  3. Local filter determines what do do with this event (xml parsing with XPATH and XSLT)
  4. RPC call using computer account to Collector
  5. Denial (Auth required)
  6. Authentication (event log write on DC and on Collector)
  7. Serial write with sync and block to round robin data base on the server. So if 300 events come in these have to get in queue to go to disk.
  8. Close connection
  9. Poll period go back to 3

Lots of steps? Lets ask about failure modes

  • What happens if my collector is down
    • Answer client goes to sleep and retries hope your logs don’t wrap
  • What happens if my collector won’t get back up
    • Answer build a new one, open a change record, wait for approval, explain to audit why you don’t have logs
  • What happens to the format of the logs?
    • Answer Good question I can’t explain what MS is doing to these logs if you know please share
  • What about log rotation and archival
    • Answer not possible you need another tool to read back and store them some place (splunk)
  • My collector isn’t keeping up what do I do now?
    • Answer Well hopefully the org structure of your Domain will support creating an assignment policy at the OU level, you might be able to use the same policy/collector pair at multiple OU points but you might also need to break up the OUs to manage the policy.
  • Cross domain?
    • Answer 1 or more collectors per domain.
  • Wait I only want events XX and ZZYY from certain servers for compliance.
    • Answer you get another collection policy
  • I can’t make this work on server2134
    • Answer call Support at MS, explain what event collection is, hopefully convince that person it is supported
  • My sensitive “application/service log” doesn’t use the event log
    • Answer logfile this is windows who would do that?

Lets compare to universal forwarders with Splunk
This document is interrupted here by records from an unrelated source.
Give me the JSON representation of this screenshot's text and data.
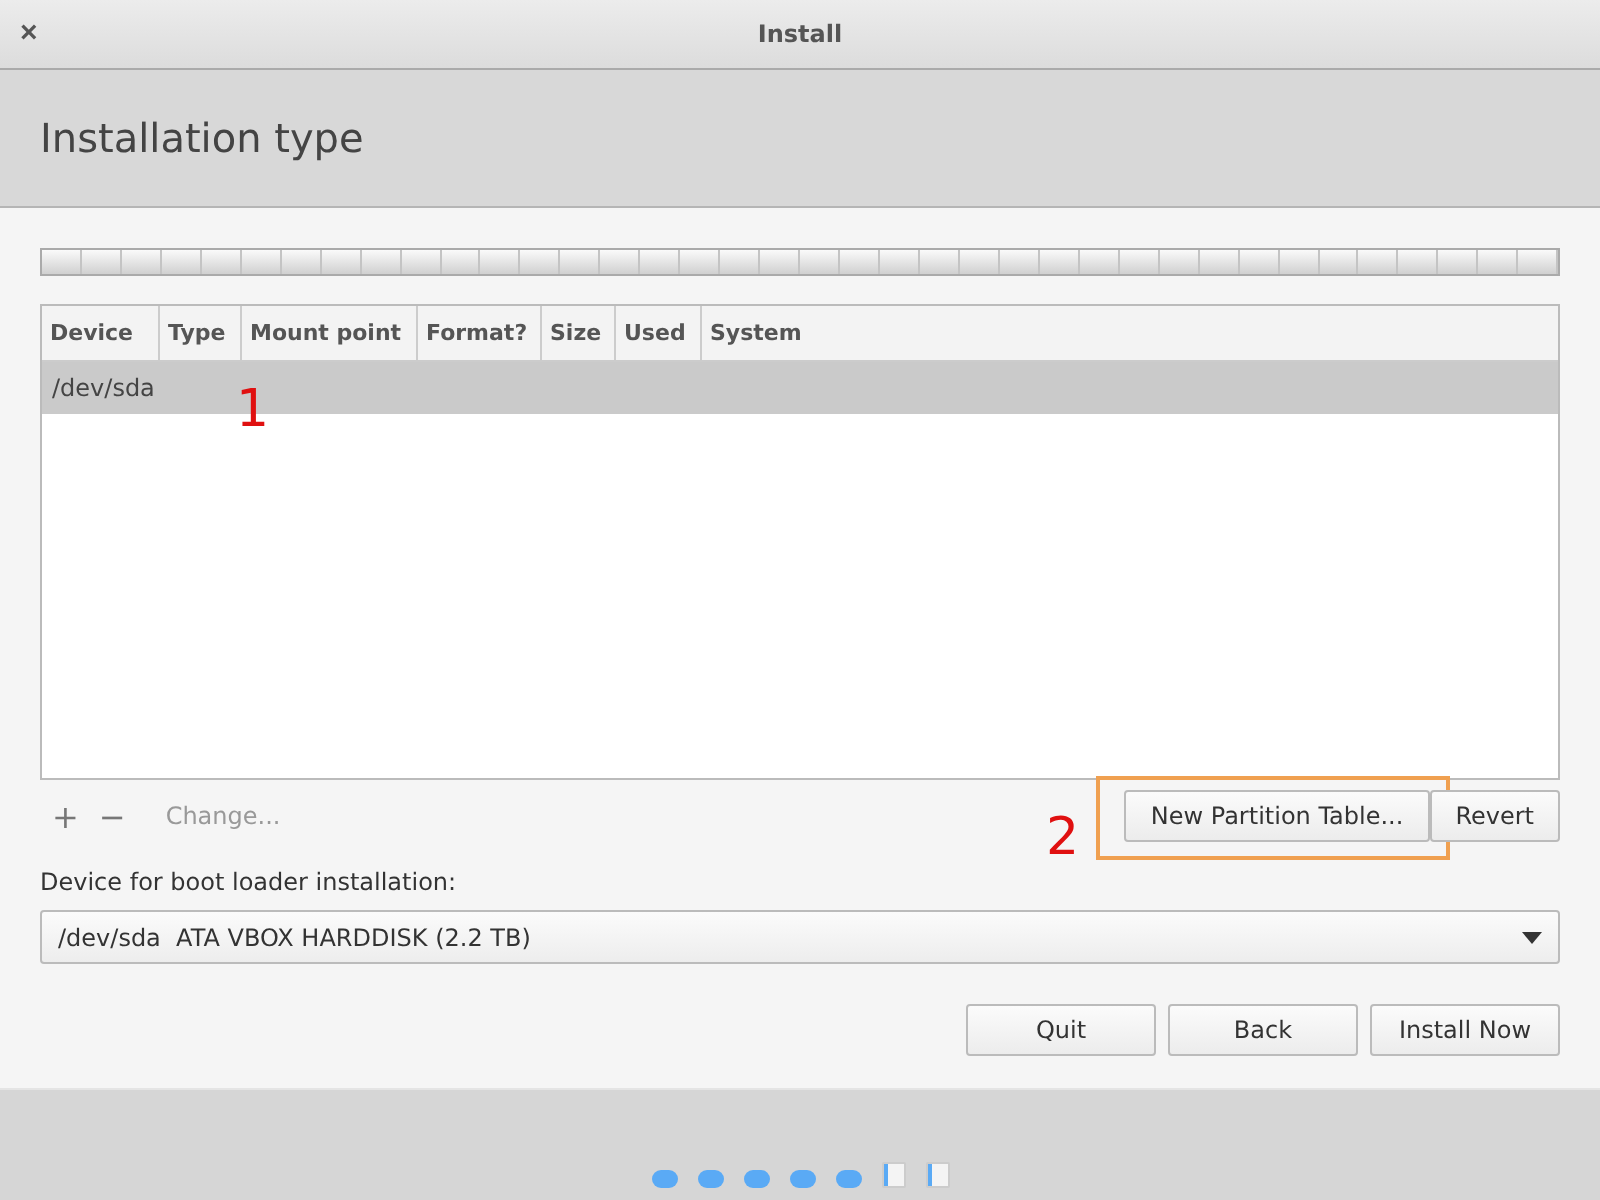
{
  "window": {
    "title": "Install",
    "close": "×"
  },
  "header": {
    "title": "Installation type"
  },
  "table": {
    "columns": [
      "Device",
      "Type",
      "Mount point",
      "Format?",
      "Size",
      "Used",
      "System"
    ],
    "rows": [
      {
        "cells": [
          "/dev/sda",
          "",
          "",
          "",
          "",
          "",
          ""
        ],
        "selected": true
      }
    ]
  },
  "toolbar": {
    "add": "+",
    "remove": "−",
    "change": {
      "label": "Change...",
      "disabled": true
    }
  },
  "partition_buttons": [
    {
      "label": "New Partition Table...",
      "highlighted": true
    },
    {
      "label": "Revert",
      "highlighted": false
    }
  ],
  "boot_loader": {
    "label": "Device for boot loader installation:",
    "value": "/dev/sda  ATA VBOX HARDDISK (2.2 TB)"
  },
  "buttons": [
    "Quit",
    "Back",
    "Install Now"
  ],
  "steps": [
    {
      "done": true
    },
    {
      "done": true
    },
    {
      "done": true
    },
    {
      "done": true
    },
    {
      "done": true
    },
    {
      "done": false
    },
    {
      "done": false
    }
  ],
  "annotations": [
    "1",
    "2"
  ]
}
  • What happens if my “indexer” is down
    • Answer Client connect to another indexer, in a production system the indexer itself is replicated and you retain access to all data.
  • What happens if my collector won’t get back up
    • Answer. Data is replicated still available
  • What happens to the format of the logs?
    • Answer We capture the original text of all logs
  • What about log rotation and archival
    • Answer Built in
  • My collector isn’t keeping up what do I do now?
    • Answer Horizontal scaling Splunk will help you plan for this with experience and performance data from real world implementations
  • Cross domain?
    • Certainly, WAN no issue, Cloud not a problem. VPN sure why not
  • Wait I only want events XX and ZZYY from certain servers for compliance.
    • Deployment server will push a configuration based on the server names you select
  • I can’t make this work on server2134
    • Answer call Support (paid) at Splunk, we have real people with real knowledge  and a great community who has probably solved that problem before.
  • My sensitive system doesn’t use the event log file it
    • Answer probably not a problem, files, database, network capture can be a data source we do this all the time.